* [Material supplied]
====
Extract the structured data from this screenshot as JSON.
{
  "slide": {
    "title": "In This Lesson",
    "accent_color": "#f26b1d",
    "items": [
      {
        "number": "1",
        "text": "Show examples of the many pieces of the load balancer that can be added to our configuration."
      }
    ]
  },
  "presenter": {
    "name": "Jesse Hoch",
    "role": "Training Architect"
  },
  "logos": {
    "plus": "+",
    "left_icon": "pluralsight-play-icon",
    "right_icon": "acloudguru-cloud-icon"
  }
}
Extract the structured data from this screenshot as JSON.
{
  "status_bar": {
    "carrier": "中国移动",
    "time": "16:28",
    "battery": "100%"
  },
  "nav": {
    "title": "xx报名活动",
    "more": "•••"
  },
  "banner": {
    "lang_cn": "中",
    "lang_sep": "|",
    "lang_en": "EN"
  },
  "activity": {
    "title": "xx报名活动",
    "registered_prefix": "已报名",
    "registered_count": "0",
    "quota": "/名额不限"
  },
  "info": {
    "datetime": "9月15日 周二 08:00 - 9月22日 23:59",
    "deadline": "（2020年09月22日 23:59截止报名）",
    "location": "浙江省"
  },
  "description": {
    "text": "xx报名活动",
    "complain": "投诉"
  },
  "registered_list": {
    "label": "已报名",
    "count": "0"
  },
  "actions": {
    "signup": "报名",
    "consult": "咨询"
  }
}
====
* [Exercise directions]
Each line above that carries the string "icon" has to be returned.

* [Exercise response]
    "left_icon": "pluralsight-play-icon",
    "right_icon": "acloudguru-cloud-icon"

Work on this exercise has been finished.